TO DO:
Copy out every line of the data where the word "icon" is found.
——
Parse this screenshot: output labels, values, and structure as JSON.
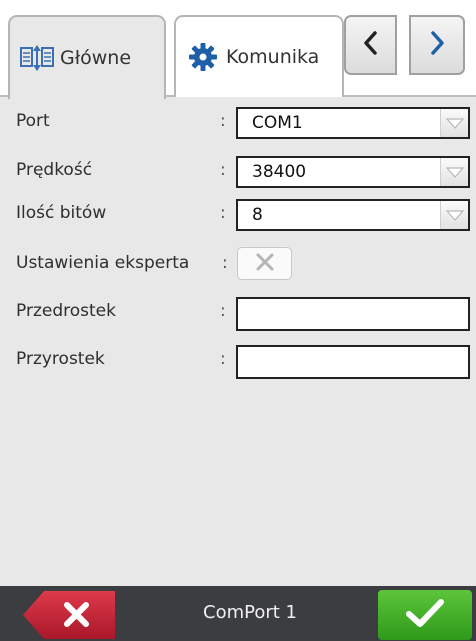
{
  "tabs": [
    {
      "label": "Główne",
      "icon": "columns-arrows-icon",
      "active": true
    },
    {
      "label": "Komunika",
      "icon": "gear-icon",
      "active": false
    }
  ],
  "nav": {
    "prev_icon": "chevron-left-icon",
    "next_icon": "chevron-right-icon"
  },
  "form": {
    "port": {
      "label": "Port",
      "colon": ":",
      "value": "COM1"
    },
    "speed": {
      "label": "Prędkość",
      "colon": ":",
      "value": "38400"
    },
    "bits": {
      "label": "Ilość bitów",
      "colon": ":",
      "value": "8"
    },
    "expert": {
      "label": "Ustawienia eksperta",
      "colon": ":",
      "checked": false
    },
    "prefix": {
      "label": "Przedrostek",
      "colon": ":",
      "value": ""
    },
    "suffix": {
      "label": "Przyrostek",
      "colon": ":",
      "value": ""
    }
  },
  "footer": {
    "title": "ComPort 1",
    "cancel_icon": "x-icon",
    "ok_icon": "checkmark-icon"
  },
  "colors": {
    "background": "#e8e8e8",
    "footer": "#3b3d40",
    "ok": "#3fae25",
    "cancel": "#c8283a",
    "nav_chevron": "#1f5fa8"
  }
}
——
SOLUTION FOR THIS EXERCISE:
      "icon": "columns-arrows-icon",
      "icon": "gear-icon",
    "prev_icon": "chevron-left-icon",
    "next_icon": "chevron-right-icon"
    "cancel_icon": "x-icon",
    "ok_icon": "checkmark-icon"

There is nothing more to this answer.